CMA Chief Executive Andrea Coscelli said:
Today’s judgment reinforces an important and unequivocal message – initial enforcement orders are key to the CMA’s ability to protect UK consumers while carrying out its merger reviews.
Both the Court of Appeal and Competition Appeal Tribunal have now endorsed our approach and our handling of this issue.
Our investigation into Facebook’s merger with Giphy is ongoing, and we look forward to working with the companies further as we progress the inquiry.
The CMA is currently investigating the merger of Facebook and Giphy, which completed on 15 May 2020.

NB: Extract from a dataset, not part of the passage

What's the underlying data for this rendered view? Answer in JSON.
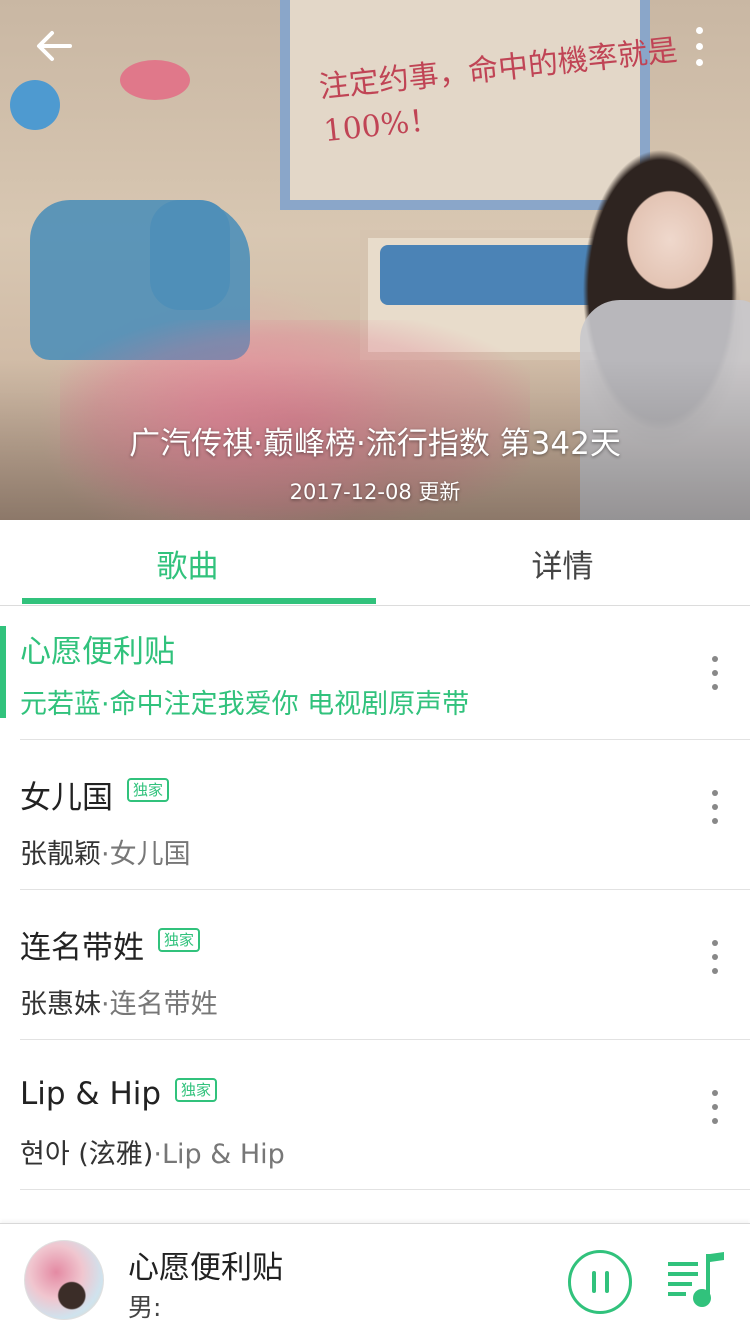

On 9 June 2020, the CMA imposed an initial enforcement order (IEO) on both companies, which prevents Facebook and Giphy from further integrating their businesses while the CMA’s investigation is ongoing.
Facebook requested a partial lifting of the IEO, formally known as a ‘derogation’.
Derogations give a business consent to do certain things that would be otherwise banned under an IEO. The CMA was unable to grant this request because it believed it did not have the necessary information from Facebook to reach a decision.
This led to Facebook applying for a review of the CMA’s position at the Competition Appeal Tribunal. In November 2020, the Tribunal dismissed Facebook’s appeal in its entirety and the company appealed this decision to the Court of Appeal.
Today’s judgment from the Court of Appeal dismissed all of Facebook’s grounds of appeal and upheld the decision of the Competition Appeal Tribunal, stressing the importance of merging companies engaging with the CMA when seeking a derogation.
It further confirmed that “Facebook did not properly engage with the CMA. It put in its Carve-Out Requests and then sat on its hands, refusing to answer the CMA’s questions”.
The Court approved of the CMA’s use of initial enforcement orders, which are intended to “hold the ring” while the CMA obtains the information it needs from businesses requesting derogations. The Court noted however, that “this process breaks down if those against whom Initial Enforcement Orders are made refuse to cooperate as happened in this case.”
The Master of the Rolls, Chancellor of the High Court, and Lord Justice Philips unanimously agreed that there was no error in the Tribunal’s reasoning and that Facebook’s challenges to the CMA’s conduct were without merit.